What is it with actors wanting to fly planes? There was a list a few weeks ago in some weekly tabloid that rounded up all the celebrities with pilot’s licenses. Maybe mastering the sky is a way to reclaim the control they’re constantly giving up to movie directors, film studios, publicists, etc. In any case, Max Irons would like to get in on that one day. “I’ve always wanted to be a fighter pilot,” says Irons, 25. “But I don’t want to kill people. I’d hate to.”
So acting it is. Irons, the youngest son of Jeremy Irons and Sinéad Cusack, will appear in “Red Riding Hood” (March 11), the dark, lusty thriller/fairy tale directed by Catherine Hardwicke, best known for turning Robert Pattinson into a demigod overnight with the original “Twilight” film. Irons plays Henry, one part of a very pretty love triangle, which also includes Amanda Seyfried, in the title role, and Shiloh Fernandez.
So he’s a heartthrob?
“Your words, not mine,” says Irons, on the line from Los Angeles, where he has just flown in from his home in London for an open-ended stint of press, press, meetings, press and meetings.
The thing about a phone interview is that, while immensely convenient for all involved, with it you forfeit your ability to observe and, most important, judge your subject up close and personal. By the sound of his voice, Irons is just lovely, all upbeat English charm, saying things like, “What’s that, love?” From the photos I’ve seen, he is gorgeous, or at least extremely photogenic, which is essential for a movie career. Even better, he tells me that he’s 6 feet 3 inches. And since everyone knows that Hollywood is the place where short guys go to thrive, things are looking good. He has his father to thank for the height.
At this point, you really can’t talk to Max Irons without much of the conversation winding up about Jeremy Irons. Not yet, anyway. But Max is prepared for those questions. He’s in the unique position of being a relative newcomer professionally but has spent his entire life around the business. He says he can’t quite pinpoint when he knew his parents were actors; it was more like “one of them was always absent, and they were always doing strange things in foreign countries.” As for when he realized they were famous, it was one summer spent in Portugal when his father was filming “The House of the Spirits” with Meryl Streep, and seven-year-old Max spotted a long lens in the bushes. “I told my dad, and he went out and threw a shovel at them, which I quite liked,” he says.
Doesn’t he find the whole thing bizarre? People in bushes, putting on makeup and pretending for a living?
“It is a really weird thing to do,” says Irons. “But it’s also a really fun thing to do. I mean, it’s fine when you’re a kid and someone runs into the playground and goes, ‘I’ve got this great game of pretend,’ and you play.…As an actor, getting to play, getting to use your imagination and be childish — it is weird but it’s wonderful.”
If he has to say, Irons classifies himself as a mama’s boy who has inherited his mother’s Irish sensibility, hopefully her work ethic, and what looks like her bone structure.

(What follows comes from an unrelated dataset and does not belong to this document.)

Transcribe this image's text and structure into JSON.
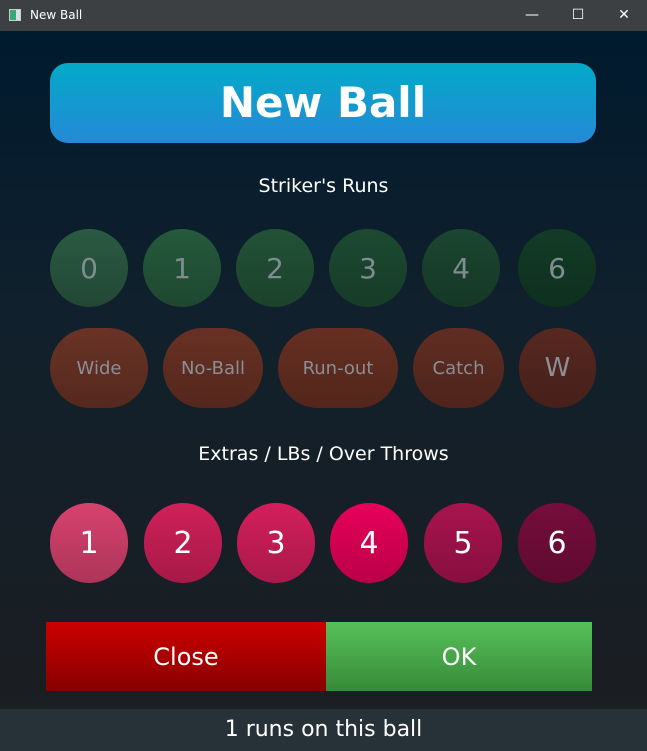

But fathers are always role models for their sons, even more so when the offspring chooses to follow in the family business. The list of sons of celebrities who have gone on to great acting careers (Michael Douglas, Ben Stiller, um, Charlie Sheen) is even shorter than the list of celebrity pilots, a fact of which Max is acutely aware. His father told him so. “In England, nepotism as a concept is kind of despised,” says Irons. “Less so here, I’ve noticed. I can see why there’s a misconception that it’s easier when your parents are actors, but it doesn’t work out at all. In fact, it’s the reverse.”
The elder Irons has mostly imparted his wisdom with regard to the business side of the industry, leaving the technical for his son to learn on his own. “Acting advice is a bit like your parents teaching you how to drive a car,” says Max Irons. “You know they’re right, but you still kind of want them to shut up a bit.”
But if Max ever finds himself charged with nuancing the sexy side of a creepy character, he has several examples to look to from his father’s body of work, none of which have been off limits. “There is one I wish had been — it was called ‘Damage.’ Lots of sex scenes, which is quite hard,” says Irons.
I have not seen “Damage,” the 1992 Louis Malle film about a father (Irons) who falls for his son’s fiancée (Juliette Binoche), but a quick scan of IMDB.com turns up an image of Irons and Binoche sitting naked and intertwined Indian-style.
So this was a family screening?
“No…thank God,” says Irons. “I would have run out of the room screaming.”